And everyone who knew him, including the women who had followed him from Galilee, stood at a distance observing these things. (Luke 23:49, CEB)
I wonder about the experience of the women around Jesus, not just on this day, but throughout his ministry. Luke is less specific about the support they offered. Here they have simply “followed him from Galilee.” I’m not sure what that implies, although it certainly tells us that they traveled with him to what they must have assumed was the very and most bitter end.
We trust they were really there, both because someone had to bring back the eyewitness accounts, and because if the tradition gave women credit for something, it must have been true.
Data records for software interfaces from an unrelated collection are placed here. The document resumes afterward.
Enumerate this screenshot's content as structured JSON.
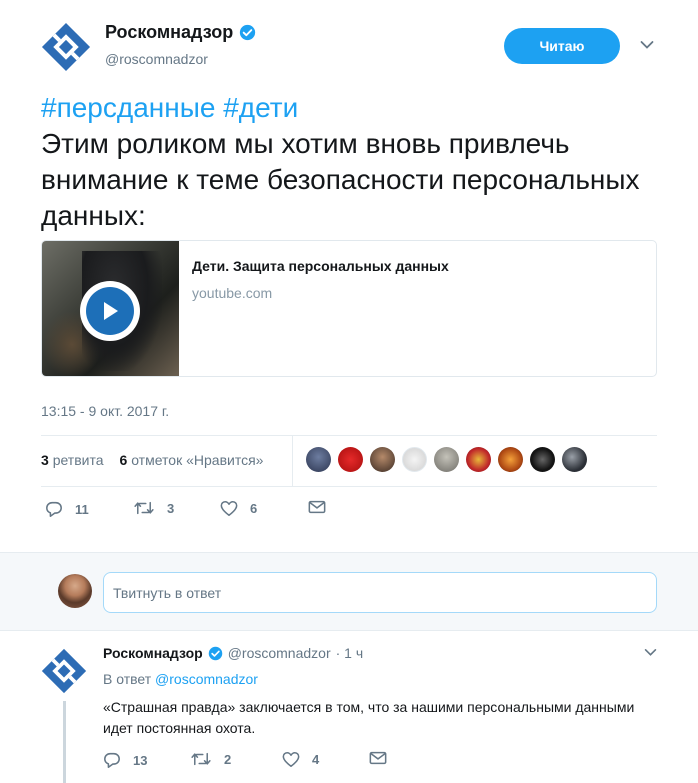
{
  "tweet": {
    "display_name": "Роскомнадзор",
    "handle": "@roscomnadzor",
    "follow_label": "Читаю",
    "hashtags": "#персданные #дети",
    "text": "Этим роликом мы хотим вновь привлечь внимание к теме безопасности персональных данных:",
    "card": {
      "title": "Дети. Защита персональных данных",
      "domain": "youtube.com"
    },
    "timestamp": "13:15 - 9 окт. 2017 г.",
    "retweets_count": "3",
    "retweets_label": "ретвита",
    "likes_count": "6",
    "likes_label": "отметок «Нравится»",
    "actions": {
      "replies": "11",
      "retweets": "3",
      "likes": "6"
    }
  },
  "reply_box": {
    "placeholder": "Твитнуть в ответ"
  },
  "reply_tweet": {
    "display_name": "Роскомнадзор",
    "handle": "@roscomnadzor",
    "time": "· 1 ч",
    "in_reply_prefix": "В ответ",
    "in_reply_handle": "@roscomnadzor",
    "text": "«Страшная правда» заключается в том, что за нашими персональными данными идет постоянная охота.",
    "actions": {
      "replies": "13",
      "retweets": "2",
      "likes": "4"
    }
  },
  "colors": {
    "accent": "#1da1f2",
    "muted": "#657786",
    "border": "#e6ecf0"
  }
}
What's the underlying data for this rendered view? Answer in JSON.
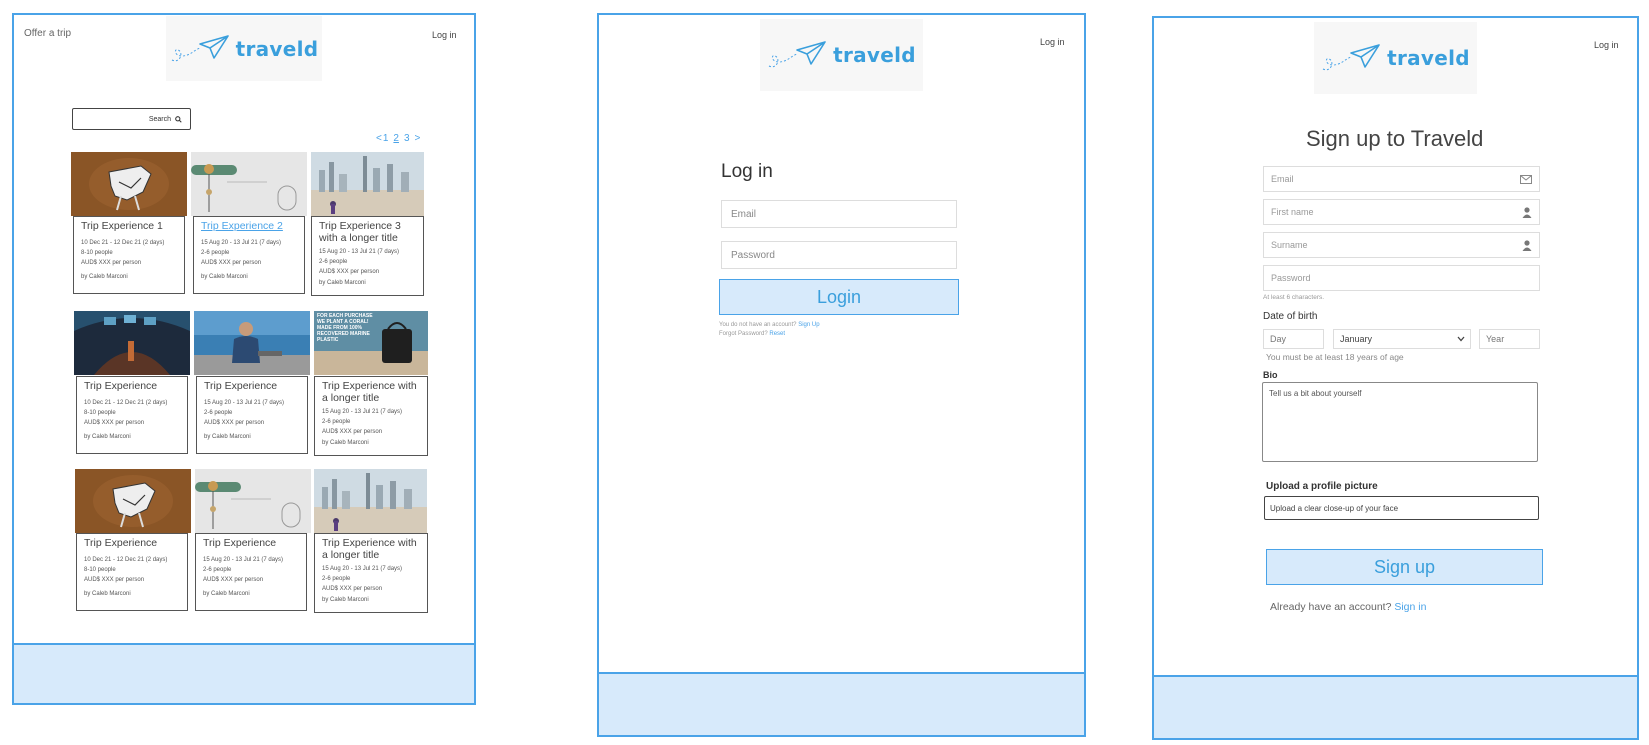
{
  "brand": {
    "name": "traveld",
    "color": "#3a9fdc",
    "accent": "#4aa3e8",
    "footer_bg": "#d7eafb"
  },
  "frame1": {
    "offer_link": "Offer a trip",
    "login_link": "Log in",
    "search_label": "Search",
    "pagination": {
      "prev": "<",
      "pages": [
        "1",
        "2",
        "3"
      ],
      "current": "2",
      "next": ">"
    },
    "cards": [
      {
        "title": "Trip Experience 1",
        "active": false,
        "dates": "10 Dec 21 - 12 Dec 21 (2 days)",
        "people": "8-10 people",
        "price": "AUD$ XXX per person",
        "by": "by Caleb Marconi",
        "image": "cow-sculpture"
      },
      {
        "title": "Trip Experience 2",
        "active": true,
        "dates": "15 Aug 20 - 13 Jul 21 (7 days)",
        "people": "2-6 people",
        "price": "AUD$ XXX per person",
        "by": "by Caleb Marconi",
        "image": "pin-wallpaper"
      },
      {
        "title": "Trip Experience 3 with a longer title",
        "active": false,
        "dates": "15 Aug 20 - 13 Jul 21 (7 days)",
        "people": "2-6 people",
        "price": "AUD$ XXX per person",
        "by": "by Caleb Marconi",
        "image": "city-skyline"
      },
      {
        "title": "Trip Experience",
        "active": false,
        "dates": "10 Dec 21 - 12 Dec 21 (2 days)",
        "people": "8-10 people",
        "price": "AUD$ XXX per person",
        "by": "by Caleb Marconi",
        "image": "aquarium-tunnel"
      },
      {
        "title": "Trip Experience",
        "active": false,
        "dates": "15 Aug 20 - 13 Jul 21 (7 days)",
        "people": "2-6 people",
        "price": "AUD$ XXX per person",
        "by": "by Caleb Marconi",
        "image": "chef-cooking"
      },
      {
        "title": "Trip Experience with a longer title",
        "active": false,
        "dates": "15 Aug 20 - 13 Jul 21 (7 days)",
        "people": "2-6 people",
        "price": "AUD$ XXX per person",
        "by": "by Caleb Marconi",
        "image": "coral-bag-ad",
        "ad_text": "FOR EACH PURCHASE WE PLANT A CORAL! MADE FROM 100% RECOVERED MARINE PLASTIC"
      },
      {
        "title": "Trip Experience",
        "active": false,
        "dates": "10 Dec 21 - 12 Dec 21 (2 days)",
        "people": "8-10 people",
        "price": "AUD$ XXX per person",
        "by": "by Caleb Marconi",
        "image": "cow-sculpture"
      },
      {
        "title": "Trip Experience",
        "active": false,
        "dates": "15 Aug 20 - 13 Jul 21 (7 days)",
        "people": "2-6 people",
        "price": "AUD$ XXX per person",
        "by": "by Caleb Marconi",
        "image": "pin-wallpaper"
      },
      {
        "title": "Trip Experience  with a longer title",
        "active": false,
        "dates": "15 Aug 20 - 13 Jul 21 (7 days)",
        "people": "2-6 people",
        "price": "AUD$ XXX per person",
        "by": "by Caleb Marconi",
        "image": "city-skyline"
      }
    ]
  },
  "frame2": {
    "login_link": "Log in",
    "heading": "Log in",
    "email_placeholder": "Email",
    "password_placeholder": "Password",
    "login_button": "Login",
    "no_account_text": "You do not have an account?",
    "signup_link": "Sign Up",
    "forgot_text": "Forgot Password?",
    "reset_link": "Reset"
  },
  "frame3": {
    "login_link": "Log in",
    "heading": "Sign up to Traveld",
    "email_placeholder": "Email",
    "first_name_placeholder": "First name",
    "surname_placeholder": "Surname",
    "password_placeholder": "Password",
    "password_hint": "At least 6 characters.",
    "dob_label": "Date of birth",
    "day_placeholder": "Day",
    "month_value": "January",
    "year_placeholder": "Year",
    "age_hint": "You must be at least 18 years of age",
    "bio_label": "Bio",
    "bio_placeholder": "Tell us a bit about yourself",
    "upload_label": "Upload a profile picture",
    "upload_placeholder": "Upload a clear close-up of your face",
    "signup_button": "Sign up",
    "already_text": "Already have an account?",
    "signin_link": "Sign in"
  }
}
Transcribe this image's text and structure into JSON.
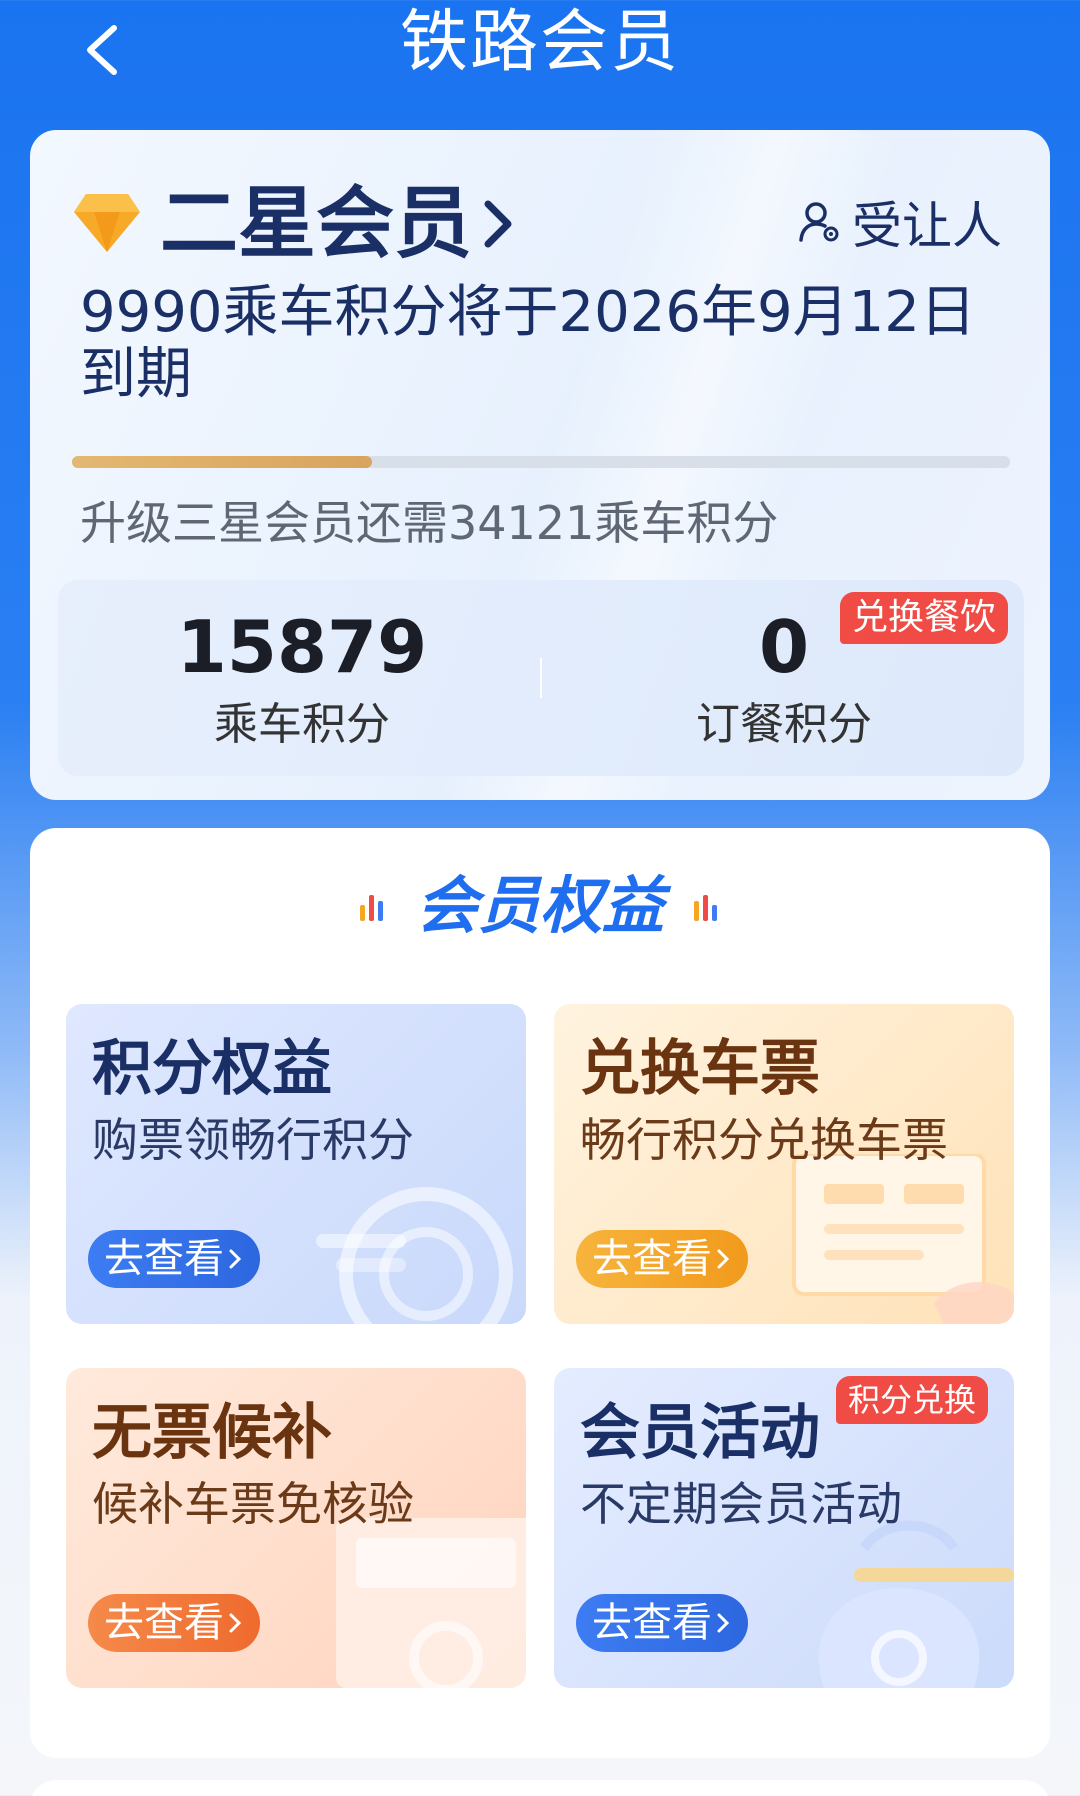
{
  "header": {
    "title": "铁路会员",
    "back_icon": "chevron-left-icon"
  },
  "member_card": {
    "level": "二星会员",
    "transferee_label": "受让人",
    "expiry_text": "9990乘车积分将于2026年9月12日到期",
    "progress_fraction": 0.32,
    "upgrade_text": "升级三星会员还需34121乘车积分",
    "ride_points_value": "15879",
    "ride_points_label": "乘车积分",
    "meal_points_value": "0",
    "meal_points_label": "订餐积分",
    "redeem_meal_badge": "兑换餐饮",
    "colors": {
      "progress": "#d8a45e",
      "text": "#1a2f66"
    }
  },
  "benefits": {
    "title": "会员权益",
    "tiles": [
      {
        "title": "积分权益",
        "subtitle": "购票领畅行积分",
        "button": "去查看"
      },
      {
        "title": "兑换车票",
        "subtitle": "畅行积分兑换车票",
        "button": "去查看"
      },
      {
        "title": "无票候补",
        "subtitle": "候补车票免核验",
        "button": "去查看"
      },
      {
        "title": "会员活动",
        "subtitle": "不定期会员活动",
        "button": "去查看",
        "badge": "积分兑换"
      }
    ],
    "colors": {
      "accent": "#1f6ef0",
      "badge": "#f04b44"
    }
  }
}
Who were they? Were they friends from the beginning? Did they jostle each other for his attention, form alliances, keep to themselves? (The disciples certainly behaved like contestants on The Bachelor, each one making the case for his own superiority, each one taking pride of place.) You’ve got to say this for the women: they didn’t scatter.
At my Bible Study last week we considered how they found the courage to stand by and watch, even at a distance, the terrible things that happened to Jesus on that Friday. Maybe, someone suggested, they thought there would be a miracle! Yes, and I have often wondered if they expected some heroic rescue, whether by allies or by a change of Pilate’s mind.
Even at a distance, it was terrible. This feels like the most obvious statement one could make. The situation was terrible, the death was terrible.
Even at a distance, even today, it is terrible.
And even today, the world is full of terrible things, terrible violence and mayhem and cruelty.
I wish it felt like comfort to know that God in the person of Jesus suffered the reality of some of the worst things humans can do, wish it felt like comfort to know he understands the hearts and minds of 8-year-old murder victims and poisoned babies, to know he feels the outsider pain of queer and trans folk, to know he hurts with brown and black people oppressed everywhere, to know that he embodied the story of death by religious bigotry.
Last night I thought hard about whether to even go to church. I’m feeling powerless to do much, and aware of my lack of place in any congregation. I wondered, who will care if I go? What difference will it make? Then I got a text from kathrynzj encouraging me to come to worship. The other preacher at my house said later she could feel me trying to decide what to do.
As I crossed the street, I thought, “I guess Jesus will notice I’m here.”
And I want to think he noticed them, too, that he knew, in those last terror-full hours that someone cared, that the women understood how to bear witness and embody a ministry of presence, even at a distance.
Holy Jesus, I cannot stop the troubles of the world, but I promise to keep standing witness. Amen.